Exercise requirements
Report each line of the data below in which "Force" appears.

Data records
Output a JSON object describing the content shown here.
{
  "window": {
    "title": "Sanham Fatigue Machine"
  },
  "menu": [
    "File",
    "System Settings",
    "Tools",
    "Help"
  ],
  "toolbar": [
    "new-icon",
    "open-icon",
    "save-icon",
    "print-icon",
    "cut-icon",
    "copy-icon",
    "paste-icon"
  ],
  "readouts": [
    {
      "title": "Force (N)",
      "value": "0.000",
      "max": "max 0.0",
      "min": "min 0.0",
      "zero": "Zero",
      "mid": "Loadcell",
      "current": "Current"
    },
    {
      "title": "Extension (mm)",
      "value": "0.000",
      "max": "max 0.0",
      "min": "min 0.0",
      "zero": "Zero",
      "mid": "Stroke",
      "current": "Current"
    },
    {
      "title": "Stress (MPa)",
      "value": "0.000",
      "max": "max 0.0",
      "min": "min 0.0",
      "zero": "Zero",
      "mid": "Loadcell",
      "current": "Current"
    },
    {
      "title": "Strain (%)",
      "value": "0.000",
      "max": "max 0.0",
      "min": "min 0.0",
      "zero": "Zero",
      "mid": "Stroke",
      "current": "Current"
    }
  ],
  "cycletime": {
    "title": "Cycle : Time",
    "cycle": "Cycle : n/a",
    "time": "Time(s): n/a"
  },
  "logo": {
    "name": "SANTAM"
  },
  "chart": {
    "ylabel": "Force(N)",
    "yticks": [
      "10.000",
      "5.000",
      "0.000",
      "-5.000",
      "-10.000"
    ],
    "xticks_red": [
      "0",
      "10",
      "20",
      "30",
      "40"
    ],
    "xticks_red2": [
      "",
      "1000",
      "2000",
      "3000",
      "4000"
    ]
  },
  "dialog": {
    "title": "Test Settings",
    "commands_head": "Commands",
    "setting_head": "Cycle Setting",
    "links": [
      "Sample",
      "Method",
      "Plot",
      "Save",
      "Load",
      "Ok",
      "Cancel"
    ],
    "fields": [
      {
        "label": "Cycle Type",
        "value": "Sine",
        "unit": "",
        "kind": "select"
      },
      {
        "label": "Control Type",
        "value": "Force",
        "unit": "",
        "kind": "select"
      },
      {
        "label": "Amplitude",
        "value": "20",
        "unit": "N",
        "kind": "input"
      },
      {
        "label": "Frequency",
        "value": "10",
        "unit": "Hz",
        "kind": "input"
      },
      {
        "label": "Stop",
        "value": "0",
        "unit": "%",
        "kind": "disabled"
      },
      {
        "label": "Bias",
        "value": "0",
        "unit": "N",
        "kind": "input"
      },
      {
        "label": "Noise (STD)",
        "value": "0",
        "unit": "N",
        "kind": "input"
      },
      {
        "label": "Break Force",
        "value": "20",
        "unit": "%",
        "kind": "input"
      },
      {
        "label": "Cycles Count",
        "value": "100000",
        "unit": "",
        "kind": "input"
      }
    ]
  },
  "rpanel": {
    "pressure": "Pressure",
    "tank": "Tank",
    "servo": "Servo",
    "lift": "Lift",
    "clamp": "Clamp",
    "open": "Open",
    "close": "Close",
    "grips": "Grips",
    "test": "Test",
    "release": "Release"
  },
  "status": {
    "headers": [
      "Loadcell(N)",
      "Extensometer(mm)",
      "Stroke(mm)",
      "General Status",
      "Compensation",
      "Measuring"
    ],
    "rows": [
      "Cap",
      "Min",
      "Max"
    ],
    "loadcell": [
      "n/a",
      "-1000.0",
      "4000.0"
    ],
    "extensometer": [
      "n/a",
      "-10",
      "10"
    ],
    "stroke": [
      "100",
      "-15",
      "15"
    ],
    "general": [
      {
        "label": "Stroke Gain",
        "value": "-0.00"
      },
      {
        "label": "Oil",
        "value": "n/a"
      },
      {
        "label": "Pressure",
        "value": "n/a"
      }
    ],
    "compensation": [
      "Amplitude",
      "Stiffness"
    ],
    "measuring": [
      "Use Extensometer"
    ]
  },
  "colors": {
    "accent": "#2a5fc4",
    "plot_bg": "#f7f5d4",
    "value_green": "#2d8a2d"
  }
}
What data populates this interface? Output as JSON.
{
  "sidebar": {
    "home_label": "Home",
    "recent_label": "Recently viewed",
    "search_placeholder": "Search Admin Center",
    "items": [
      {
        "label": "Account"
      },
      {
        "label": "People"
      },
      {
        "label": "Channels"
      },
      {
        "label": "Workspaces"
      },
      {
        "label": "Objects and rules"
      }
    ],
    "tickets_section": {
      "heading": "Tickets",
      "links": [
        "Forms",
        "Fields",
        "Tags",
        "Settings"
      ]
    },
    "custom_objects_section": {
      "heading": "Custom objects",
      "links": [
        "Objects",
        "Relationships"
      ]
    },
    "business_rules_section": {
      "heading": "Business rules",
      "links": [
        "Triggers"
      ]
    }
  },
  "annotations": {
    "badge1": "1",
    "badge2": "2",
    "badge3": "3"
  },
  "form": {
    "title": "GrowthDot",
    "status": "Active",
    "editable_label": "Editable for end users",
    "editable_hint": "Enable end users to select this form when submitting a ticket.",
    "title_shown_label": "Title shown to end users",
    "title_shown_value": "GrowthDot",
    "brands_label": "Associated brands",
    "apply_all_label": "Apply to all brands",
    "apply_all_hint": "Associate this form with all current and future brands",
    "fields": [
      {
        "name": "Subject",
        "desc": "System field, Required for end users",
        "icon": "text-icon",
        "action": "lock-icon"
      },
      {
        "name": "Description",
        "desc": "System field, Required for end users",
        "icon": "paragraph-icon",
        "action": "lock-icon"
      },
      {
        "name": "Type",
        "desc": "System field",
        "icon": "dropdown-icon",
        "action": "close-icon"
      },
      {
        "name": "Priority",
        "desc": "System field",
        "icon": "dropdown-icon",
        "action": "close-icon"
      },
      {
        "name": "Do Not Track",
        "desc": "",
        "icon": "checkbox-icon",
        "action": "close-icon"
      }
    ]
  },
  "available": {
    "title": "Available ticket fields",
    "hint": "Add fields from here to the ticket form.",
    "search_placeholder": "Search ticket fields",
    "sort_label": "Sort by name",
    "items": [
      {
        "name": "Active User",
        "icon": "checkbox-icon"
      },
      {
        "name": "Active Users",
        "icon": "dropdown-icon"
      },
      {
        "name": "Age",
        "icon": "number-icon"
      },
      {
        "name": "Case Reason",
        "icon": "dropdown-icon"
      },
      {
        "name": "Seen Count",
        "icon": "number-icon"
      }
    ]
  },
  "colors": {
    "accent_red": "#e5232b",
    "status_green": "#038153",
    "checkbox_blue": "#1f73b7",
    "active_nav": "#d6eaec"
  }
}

Answer to this problem
      "title": "Force (N)",
    "ylabel": "Force(N)",
        "value": "Force",
        "label": "Break Force",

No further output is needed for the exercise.